- Lesley Gillespie, an orthopedic trauma specialist at the University of Otago in New Zealand, and colleagues examined 111 studies of falling prevention measures, which included more than 55,000 people from 15 countries. The studies suggest that group exercise programs, Tai Chi, and home exercise programs all reduce the risk of falls and the rate of falling.
“Effective exercise programs for reducing falls focus on balance, strength, and flexibility, and challenge the older adults to improve in all of these components,” said Bonita Lynn Beattie, PT, vice president for injury prevention at the Center for Healthy Aging. She suggested that older adults should check in with their primary doctor before beginning an exercise program, especially if they “have significant weakness, balance issues, or dizziness.”
A variety of other measures – from pacemakers to vitamin D supplements – might be useful in preventing certain individuals from falling, but exercise appears to be the most widely effective strategy for reducing both the risk of falling and the overall number of falls among older people.
For instance, “taking vitamin D supplements probably does not reduce falls, except in people who have a low level of vitamin D in the blood,” Gillespie said.

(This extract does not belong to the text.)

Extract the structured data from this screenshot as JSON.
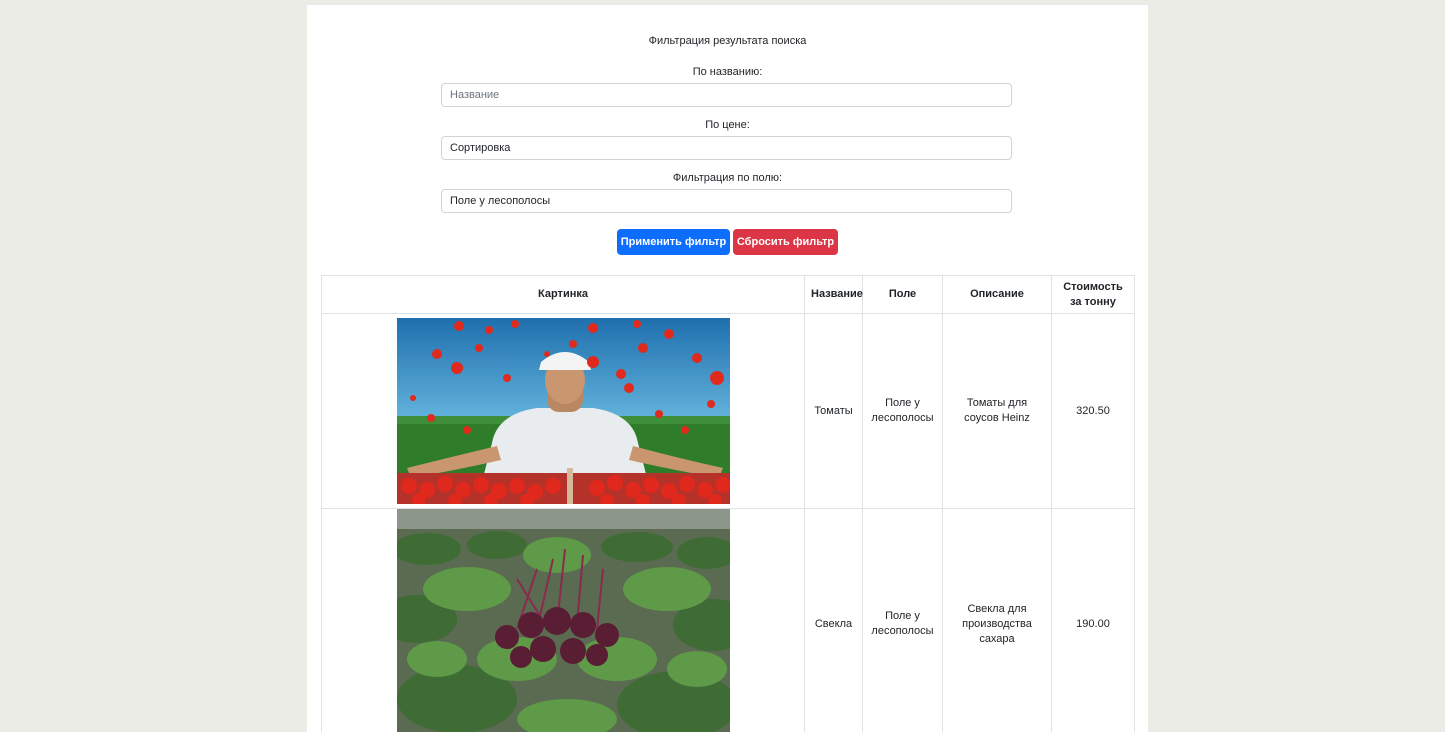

Similarly, cataract surgery and insertion of a pacemaker can help specific groups of people with poor eyesight or certain blood pressure conditions fall less often.
Behavioral changes also can make a difference. “An older adult should probably reconsider climbing on a ladder to clean gutters or using a chair to change a light bulb or reach high shelves,” Beattie says.